Monday, February 21, 2011

the sounds that take one back to Utica, KS

Since Aaron is in radio, voices and sounds play a major role in his life (and my default, mine as well). It's not uncommon experience for us to be out and about and someone either comments to Aaron that he should be in radio or ask him why his voice is so familiar. If you want to get a great listen to how sexy he can be, listen in on him while he's reading at mass with St. Isodore's. It's amazing. Truly, amazing. I have to look away, because I'm giggling like a school girl. On one of our early dates in the relationship, someone poked their head across the aisle at Valentino's and told Aaron he should be in radio. He didn't have the heart to tell her that he actually is, in radio. This has got me thinking about the voices and sounds we hear and the memories that correlate when we do. The passing of my maternal grandfather has really brought this topic to the front of my thoughts.

When Mom and Dad would trek us out to Grandma and Grandpa Landwehr's house in the country between Arnold and Utica, Kansas, I remember the mornings so vividly. They didn't get shit for radio service out there, except for an AM station out of McCook, Nebraska. You know that transmitter sound that AM radio makes that reminds you more of a UFO than modern broadcasting? This station was horrible. I mean, their farm was two miles south, I'm sure they wouldn't get the service for it. Grandpa would get up early, God only knows how early, and sit at the head of the table listening to the radio (fuzz, if you want to be specific). The station had a birthday contest daily. They'd pull three random letters and want people to call in if they had those initals; they were always odd like "ZVW" or "QTZ". Grandpa would repeat the initials for everyone at the breakfast table and ask if anyone had those initials. Seriously, Grandpa? We're all family. I'm pretty sure our last names either begin with "L" or "B". But, it didn't matter. He'd always ask and we'd always say "Nope! Not this time!" The older I got, the more annoyed I'd get. I mean, come ON! When you're little, you don't usually put two and two together. They had linoleum throughout their whole house, which was AWESOME with all the sticker plants out there, anyways. They had these two yap dogs, Freckles and Tip. I can hear their toenails tapping on the floor as if they were out there as if it were yesterday.

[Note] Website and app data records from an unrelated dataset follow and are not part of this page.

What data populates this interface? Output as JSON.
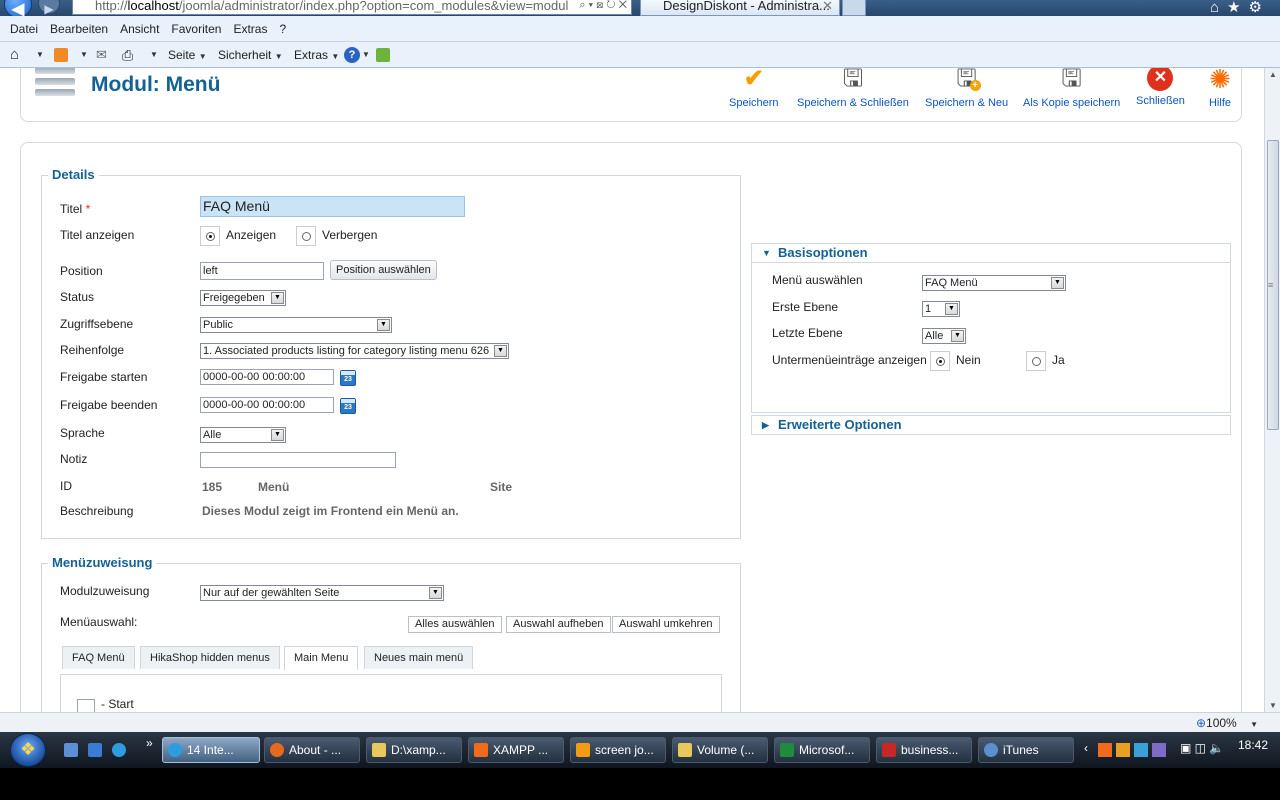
{
  "browser": {
    "url_prefix": "http://",
    "url_host": "localhost",
    "url_rest": "/joomla/administrator/index.php?option=com_modules&view=modul",
    "tab_title": "DesignDiskont - Administra...",
    "menu": [
      "Datei",
      "Bearbeiten",
      "Ansicht",
      "Favoriten",
      "Extras",
      "?"
    ],
    "cmd": {
      "page": "Seite",
      "security": "Sicherheit",
      "extras": "Extras"
    }
  },
  "header": {
    "title": "Modul: Menü",
    "buttons": {
      "save": "Speichern",
      "save_close": "Speichern & Schließen",
      "save_new": "Speichern & Neu",
      "save_copy": "Als Kopie speichern",
      "close": "Schließen",
      "help": "Hilfe"
    }
  },
  "details": {
    "legend": "Details",
    "title_label": "Titel",
    "title_required": "*",
    "title_value": "FAQ Menü",
    "show_title_label": "Titel anzeigen",
    "show_option": "Anzeigen",
    "hide_option": "Verbergen",
    "position_label": "Position",
    "position_value": "left",
    "position_button": "Position auswählen",
    "status_label": "Status",
    "status_value": "Freigegeben",
    "access_label": "Zugriffsebene",
    "access_value": "Public",
    "order_label": "Reihenfolge",
    "order_value": "1. Associated products listing for category listing menu 626",
    "publish_up_label": "Freigabe starten",
    "publish_up_value": "0000-00-00 00:00:00",
    "publish_down_label": "Freigabe beenden",
    "publish_down_value": "0000-00-00 00:00:00",
    "calendar_day": "23",
    "language_label": "Sprache",
    "language_value": "Alle",
    "note_label": "Notiz",
    "note_value": "",
    "id_label": "ID",
    "id_value": "185",
    "id_type": "Menü",
    "id_client": "Site",
    "description_label": "Beschreibung",
    "description_value": "Dieses Modul zeigt im Frontend ein Menü an."
  },
  "basic_options": {
    "heading": "Basisoptionen",
    "menu_label": "Menü auswählen",
    "menu_value": "FAQ Menü",
    "start_level_label": "Erste Ebene",
    "start_level_value": "1",
    "end_level_label": "Letzte Ebene",
    "end_level_value": "Alle",
    "show_sub_label": "Untermenüeinträge anzeigen",
    "show_sub_no": "Nein",
    "show_sub_yes": "Ja"
  },
  "advanced_options": {
    "heading": "Erweiterte Optionen"
  },
  "menu_assignment": {
    "legend": "Menüzuweisung",
    "assignment_label": "Modulzuweisung",
    "assignment_value": "Nur auf der gewählten Seite",
    "selection_label": "Menüauswahl:",
    "select_all": "Alles auswählen",
    "select_none": "Auswahl aufheben",
    "select_invert": "Auswahl umkehren",
    "tabs": [
      "FAQ Menü",
      "HikaShop hidden menus",
      "Main Menu",
      "Neues main menü"
    ],
    "active_tab": "Main Menu",
    "first_item": "- Start"
  },
  "statusbar": {
    "zoom": "100%"
  },
  "taskbar": {
    "tasks": [
      "14 Inte...",
      "About - ...",
      "D:\\xamp...",
      "XAMPP ...",
      "screen jo...",
      "Volume (...",
      "Microsof...",
      "business...",
      "iTunes"
    ],
    "clock": "18:42"
  }
}
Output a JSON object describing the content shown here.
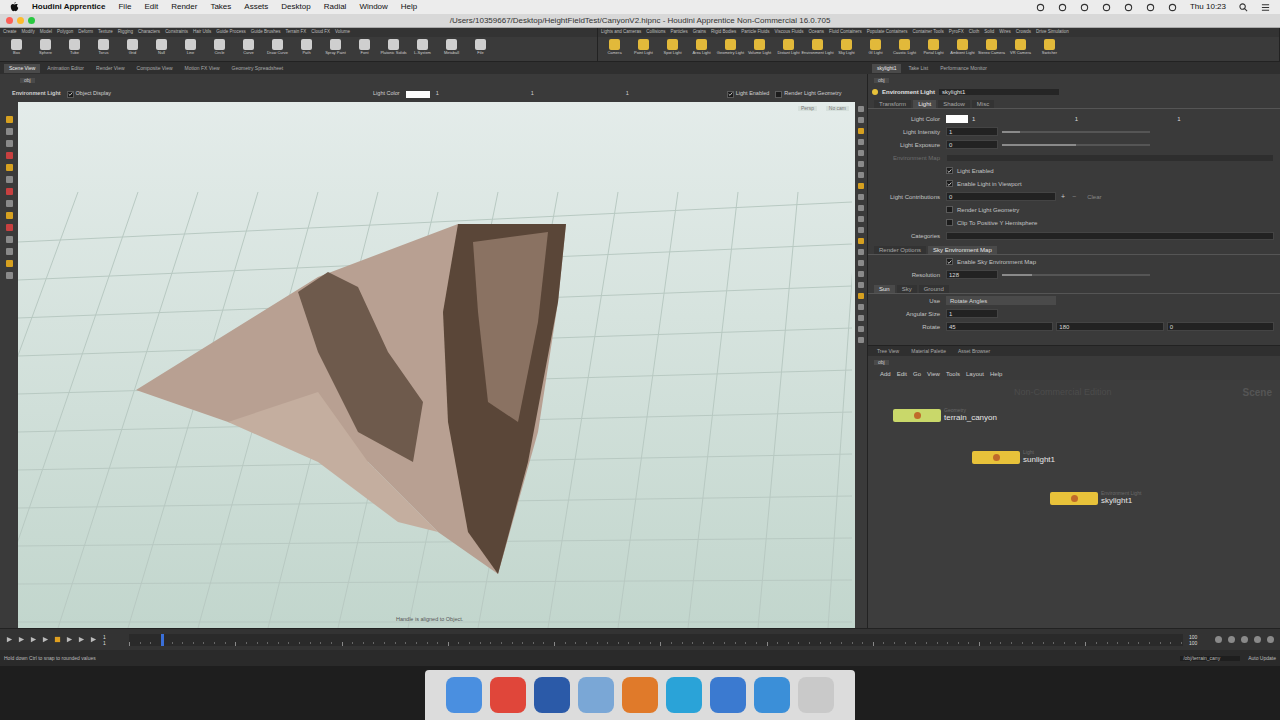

Oh, lord and their TV set up is one for stories. They had two TVs, right next to each other. Grant it, I'm not one to poke fun at people and their TVs, as my parents have their huge flat screen right on TOP of their old school Zenith TV. Anyways, they had two TVs and the satellite dish in their backyard could have started off the Cold War, if they pointed it right (thing was freaking huge). You could not touch their remotes, because they had it so rigged and set that even they probably couldn't figure it out. Somehow, they did. And their hearing may not be considered the best. Going to bed at Grandpa and Grandma Landwehr's sucked. I didn't take Ambien at age 10, so the blaring loud sound would keep us up for hours in the sewing room, where Mel and I would sleep. We'd complain to Mom and she'd just say to try and ignore it. Yeah, Mom. I'll ignore it just as soon as I ignore a sonic jet from blasting.

I won't continue down western Kansas memory lane, for the sake of your boredom.

Just take a moment to remember those memories with grandparents and the sounds that will always take you back to 10 years old and matching polyester sets and red beer. I'll always blame you for that addiction, Grandpa. The bars in Manhattan say "Thank you"